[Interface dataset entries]
- Opening Delimiter -

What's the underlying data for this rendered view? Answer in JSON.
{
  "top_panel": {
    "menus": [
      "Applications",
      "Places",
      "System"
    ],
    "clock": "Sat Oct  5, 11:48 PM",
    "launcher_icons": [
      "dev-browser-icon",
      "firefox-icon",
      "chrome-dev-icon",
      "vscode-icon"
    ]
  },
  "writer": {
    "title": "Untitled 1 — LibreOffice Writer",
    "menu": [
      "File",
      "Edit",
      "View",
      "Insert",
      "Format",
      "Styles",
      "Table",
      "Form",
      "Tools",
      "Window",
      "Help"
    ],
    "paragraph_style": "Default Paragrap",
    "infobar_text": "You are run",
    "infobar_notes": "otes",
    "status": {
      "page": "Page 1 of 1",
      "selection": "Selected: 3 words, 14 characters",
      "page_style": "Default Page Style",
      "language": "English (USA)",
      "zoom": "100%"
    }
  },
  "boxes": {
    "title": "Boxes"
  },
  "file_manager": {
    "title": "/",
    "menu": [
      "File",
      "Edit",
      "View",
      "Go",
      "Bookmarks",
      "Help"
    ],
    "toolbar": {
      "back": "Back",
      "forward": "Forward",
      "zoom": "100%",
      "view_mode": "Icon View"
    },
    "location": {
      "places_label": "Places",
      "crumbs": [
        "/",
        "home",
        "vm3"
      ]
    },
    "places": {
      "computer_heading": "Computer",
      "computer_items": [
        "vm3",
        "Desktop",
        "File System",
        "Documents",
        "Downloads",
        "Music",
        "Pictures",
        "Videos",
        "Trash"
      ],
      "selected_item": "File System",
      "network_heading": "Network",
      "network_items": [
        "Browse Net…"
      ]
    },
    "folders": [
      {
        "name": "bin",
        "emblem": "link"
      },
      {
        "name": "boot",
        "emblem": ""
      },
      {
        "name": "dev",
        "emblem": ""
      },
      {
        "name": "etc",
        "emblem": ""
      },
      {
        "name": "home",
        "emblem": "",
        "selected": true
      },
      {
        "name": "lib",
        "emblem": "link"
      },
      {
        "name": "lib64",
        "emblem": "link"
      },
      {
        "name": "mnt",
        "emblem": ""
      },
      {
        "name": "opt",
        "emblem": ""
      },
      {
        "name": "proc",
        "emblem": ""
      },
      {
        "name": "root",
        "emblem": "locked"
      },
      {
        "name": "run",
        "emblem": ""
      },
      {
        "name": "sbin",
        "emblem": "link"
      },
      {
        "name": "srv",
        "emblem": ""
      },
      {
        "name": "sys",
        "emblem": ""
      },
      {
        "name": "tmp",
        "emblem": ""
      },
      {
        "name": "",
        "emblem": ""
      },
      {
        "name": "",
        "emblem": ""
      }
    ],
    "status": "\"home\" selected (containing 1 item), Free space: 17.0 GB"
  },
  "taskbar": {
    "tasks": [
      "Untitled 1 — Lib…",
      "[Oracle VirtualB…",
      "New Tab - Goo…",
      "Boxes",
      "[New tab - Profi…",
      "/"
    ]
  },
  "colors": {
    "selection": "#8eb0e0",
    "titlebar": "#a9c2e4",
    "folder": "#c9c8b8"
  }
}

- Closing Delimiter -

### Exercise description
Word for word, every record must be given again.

### Solution for this exercise
What's the underlying data for this rendered view? Answer in JSON.
{
  "top_panel": {
    "menus": [
      "Applications",
      "Places",
      "System"
    ],
    "clock": "Sat Oct  5, 11:48 PM",
    "launcher_icons": [
      "dev-browser-icon",
      "firefox-icon",
      "chrome-dev-icon",
      "vscode-icon"
    ]
  },
  "writer": {
    "title": "Untitled 1 — LibreOffice Writer",
    "menu": [
      "File",
      "Edit",
      "View",
      "Insert",
      "Format",
      "Styles",
      "Table",
      "Form",
      "Tools",
      "Window",
      "Help"
    ],
    "paragraph_style": "Default Paragrap",
    "infobar_text": "You are run",
    "infobar_notes": "otes",
    "status": {
      "page": "Page 1 of 1",
      "selection": "Selected: 3 words, 14 characters",
      "page_style": "Default Page Style",
      "language": "English (USA)",
      "zoom": "100%"
    }
  },
  "boxes": {
    "title": "Boxes"
  },
  "file_manager": {
    "title": "/",
    "menu": [
      "File",
      "Edit",
      "View",
      "Go",
      "Bookmarks",
      "Help"
    ],
    "toolbar": {
      "back": "Back",
      "forward": "Forward",
      "zoom": "100%",
      "view_mode": "Icon View"
    },
    "location": {
      "places_label": "Places",
      "crumbs": [
        "/",
        "home",
        "vm3"
      ]
    },
    "places": {
      "computer_heading": "Computer",
      "computer_items": [
        "vm3",
        "Desktop",
        "File System",
        "Documents",
        "Downloads",
        "Music",
        "Pictures",
        "Videos",
        "Trash"
      ],
      "selected_item": "File System",
      "network_heading": "Network",
      "network_items": [
        "Browse Net…"
      ]
    },
    "folders": [
      {
        "name": "bin",
        "emblem": "link"
      },
      {
        "name": "boot",
        "emblem": ""
      },
      {
        "name": "dev",
        "emblem": ""
      },
      {
        "name": "etc",
        "emblem": ""
      },
      {
        "name": "home",
        "emblem": "",
        "selected": true
      },
      {
        "name": "lib",
        "emblem": "link"
      },
      {
        "name": "lib64",
        "emblem": "link"
      },
      {
        "name": "mnt",
        "emblem": ""
      },
      {
        "name": "opt",
        "emblem": ""
      },
      {
        "name": "proc",
        "emblem": ""
      },
      {
        "name": "root",
        "emblem": "locked"
      },
      {
        "name": "run",
        "emblem": ""
      },
      {
        "name": "sbin",
        "emblem": "link"
      },
      {
        "name": "srv",
        "emblem": ""
      },
      {
        "name": "sys",
        "emblem": ""
      },
      {
        "name": "tmp",
        "emblem": ""
      },
      {
        "name": "",
        "emblem": ""
      },
      {
        "name": "",
        "emblem": ""
      }
    ],
    "status": "\"home\" selected (containing 1 item), Free space: 17.0 GB"
  },
  "taskbar": {
    "tasks": [
      "Untitled 1 — Lib…",
      "[Oracle VirtualB…",
      "New Tab - Goo…",
      "Boxes",
      "[New tab - Profi…",
      "/"
    ]
  },
  "colors": {
    "selection": "#8eb0e0",
    "titlebar": "#a9c2e4",
    "folder": "#c9c8b8"
  }
}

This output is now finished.